The standard also requires employers to do the following:
- Determine the vaccination status of each employee and maintain records.
- Require employees to provide prompt notice of a positive COVID-19 test or diagnosis. Employers must then remove the COVID-19 employees from the workplace until they meet the required criteria.
- Provide paid time to workers to get vaccinated and to allow for paid leave to recover from any side effects.
- Ensure each unvaccinated worker provides a negative test for COVID-19 at least once a week or within 7 days before returning to work (if the worker is away from the workplace for a week or longer).
- Ensure that, in most circumstances, each employee who has not been fully vaccinated wears a face covering when indoors or when occupying a vehicle with another person for work purposes.

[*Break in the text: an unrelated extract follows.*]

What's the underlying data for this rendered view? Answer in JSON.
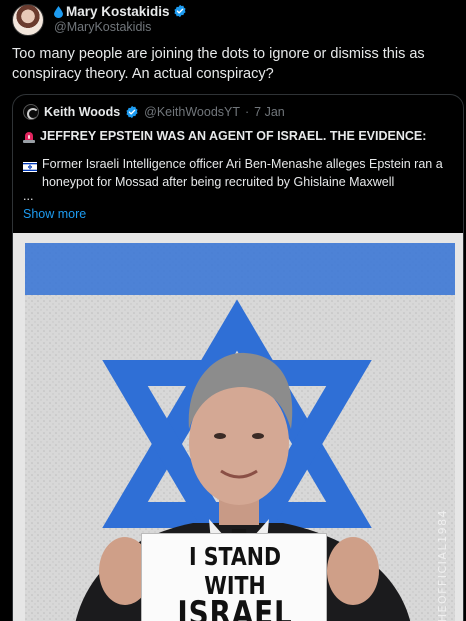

The emergency temporary standard does not require employers to pay for testing. Employers may be required to pay for testing to comply with other laws, regulations, collective bargaining agreements, or other collectively negotiated agreements. Employers are also not required to pay for face coverings.
Employers who do not adhere to the requirements may be penalized with up to $13,650 fines per violation.
OSHA also provided a frequently asked questions page regarding the standard, a summary of the standard, and an online seminar.
November 7, 2021 Update
The enforcement of the emergency standard was stayed by the Fifth federal circuit court.
December 17, 2021 Update
The Sixth Circuit has reinstated OSHA's standard.
January 13, 2022 Update
The U.S. Supreme Court has lifted the OSHA's standard. This means that private employers do not have to impose a vaccination mandate on employees.